Across the data below, how many lines hold "module"? Answer with that number and nothing else.

++++++++++

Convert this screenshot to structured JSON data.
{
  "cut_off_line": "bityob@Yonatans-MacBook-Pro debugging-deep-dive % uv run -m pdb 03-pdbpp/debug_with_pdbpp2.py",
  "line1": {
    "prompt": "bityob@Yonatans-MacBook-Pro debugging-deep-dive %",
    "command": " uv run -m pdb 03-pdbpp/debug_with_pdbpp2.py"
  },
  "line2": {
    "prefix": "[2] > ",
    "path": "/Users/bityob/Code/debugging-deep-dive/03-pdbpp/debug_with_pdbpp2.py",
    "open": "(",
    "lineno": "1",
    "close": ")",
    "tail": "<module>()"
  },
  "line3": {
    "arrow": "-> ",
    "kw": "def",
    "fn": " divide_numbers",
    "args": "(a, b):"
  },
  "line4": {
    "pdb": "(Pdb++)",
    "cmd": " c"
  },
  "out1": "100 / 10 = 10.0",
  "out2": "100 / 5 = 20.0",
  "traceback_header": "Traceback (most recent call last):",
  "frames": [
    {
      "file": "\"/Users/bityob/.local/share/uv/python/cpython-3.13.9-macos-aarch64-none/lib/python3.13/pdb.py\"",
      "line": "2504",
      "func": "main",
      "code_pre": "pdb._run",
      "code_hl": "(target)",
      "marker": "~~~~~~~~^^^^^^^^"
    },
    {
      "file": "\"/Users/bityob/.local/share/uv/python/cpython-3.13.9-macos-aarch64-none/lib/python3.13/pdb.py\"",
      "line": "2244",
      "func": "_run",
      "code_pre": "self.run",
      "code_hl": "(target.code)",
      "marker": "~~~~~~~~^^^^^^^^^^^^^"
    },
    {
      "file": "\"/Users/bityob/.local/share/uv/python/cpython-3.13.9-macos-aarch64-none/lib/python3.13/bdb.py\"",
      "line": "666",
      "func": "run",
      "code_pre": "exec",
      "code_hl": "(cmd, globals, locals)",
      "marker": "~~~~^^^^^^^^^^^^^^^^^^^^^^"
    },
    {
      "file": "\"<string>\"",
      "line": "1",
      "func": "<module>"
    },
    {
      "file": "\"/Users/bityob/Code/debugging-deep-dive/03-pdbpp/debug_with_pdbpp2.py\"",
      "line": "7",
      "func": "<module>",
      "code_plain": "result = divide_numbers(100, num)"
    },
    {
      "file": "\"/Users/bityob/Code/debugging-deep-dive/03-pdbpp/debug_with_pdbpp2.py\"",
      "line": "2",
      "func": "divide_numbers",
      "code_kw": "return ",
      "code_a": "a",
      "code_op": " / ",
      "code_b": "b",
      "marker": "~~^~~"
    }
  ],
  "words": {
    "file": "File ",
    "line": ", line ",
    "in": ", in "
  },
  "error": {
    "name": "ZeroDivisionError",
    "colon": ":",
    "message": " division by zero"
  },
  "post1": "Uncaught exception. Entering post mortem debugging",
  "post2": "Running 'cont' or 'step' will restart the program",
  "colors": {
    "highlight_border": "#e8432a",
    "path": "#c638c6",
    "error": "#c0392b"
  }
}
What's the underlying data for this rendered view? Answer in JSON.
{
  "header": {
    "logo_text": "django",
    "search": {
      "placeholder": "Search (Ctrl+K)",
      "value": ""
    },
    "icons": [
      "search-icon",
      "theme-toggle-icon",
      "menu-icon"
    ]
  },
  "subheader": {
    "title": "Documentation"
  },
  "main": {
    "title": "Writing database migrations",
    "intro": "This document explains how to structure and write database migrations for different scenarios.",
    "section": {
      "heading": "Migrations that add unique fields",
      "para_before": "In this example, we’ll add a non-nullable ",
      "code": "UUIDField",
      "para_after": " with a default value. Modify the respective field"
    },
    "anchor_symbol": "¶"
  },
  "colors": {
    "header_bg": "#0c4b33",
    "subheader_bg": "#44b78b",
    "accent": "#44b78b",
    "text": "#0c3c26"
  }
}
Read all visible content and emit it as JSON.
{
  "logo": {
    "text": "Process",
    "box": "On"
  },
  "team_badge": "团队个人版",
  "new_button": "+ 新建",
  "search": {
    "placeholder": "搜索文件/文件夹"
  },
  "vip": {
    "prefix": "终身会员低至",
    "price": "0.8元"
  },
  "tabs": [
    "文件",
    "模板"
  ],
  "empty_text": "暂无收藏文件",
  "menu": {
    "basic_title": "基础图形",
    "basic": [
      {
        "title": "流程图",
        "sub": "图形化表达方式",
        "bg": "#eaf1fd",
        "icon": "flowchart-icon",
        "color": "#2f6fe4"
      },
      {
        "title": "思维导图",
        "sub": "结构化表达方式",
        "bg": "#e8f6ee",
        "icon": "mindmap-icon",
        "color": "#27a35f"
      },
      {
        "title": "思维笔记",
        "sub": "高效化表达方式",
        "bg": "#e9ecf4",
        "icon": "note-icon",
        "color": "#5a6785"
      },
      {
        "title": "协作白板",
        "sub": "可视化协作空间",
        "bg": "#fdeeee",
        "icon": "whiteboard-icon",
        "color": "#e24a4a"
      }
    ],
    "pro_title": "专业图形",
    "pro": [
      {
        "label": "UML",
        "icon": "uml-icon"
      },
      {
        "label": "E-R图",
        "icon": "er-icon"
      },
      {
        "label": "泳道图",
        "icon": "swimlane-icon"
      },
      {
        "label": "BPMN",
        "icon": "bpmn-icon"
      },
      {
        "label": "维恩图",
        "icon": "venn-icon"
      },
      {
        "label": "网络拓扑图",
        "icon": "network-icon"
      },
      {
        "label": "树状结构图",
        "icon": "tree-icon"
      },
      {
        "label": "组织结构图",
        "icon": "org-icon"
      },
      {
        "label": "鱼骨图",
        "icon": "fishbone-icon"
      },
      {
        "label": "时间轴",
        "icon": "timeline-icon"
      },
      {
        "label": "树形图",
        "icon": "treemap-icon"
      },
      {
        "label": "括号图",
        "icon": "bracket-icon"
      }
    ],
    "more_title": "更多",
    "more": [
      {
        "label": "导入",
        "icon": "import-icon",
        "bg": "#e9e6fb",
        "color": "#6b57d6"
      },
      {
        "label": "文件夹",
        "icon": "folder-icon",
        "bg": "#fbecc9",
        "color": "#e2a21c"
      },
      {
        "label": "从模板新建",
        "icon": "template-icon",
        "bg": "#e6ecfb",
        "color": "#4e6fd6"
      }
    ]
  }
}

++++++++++

* [TASK RESULT]: 3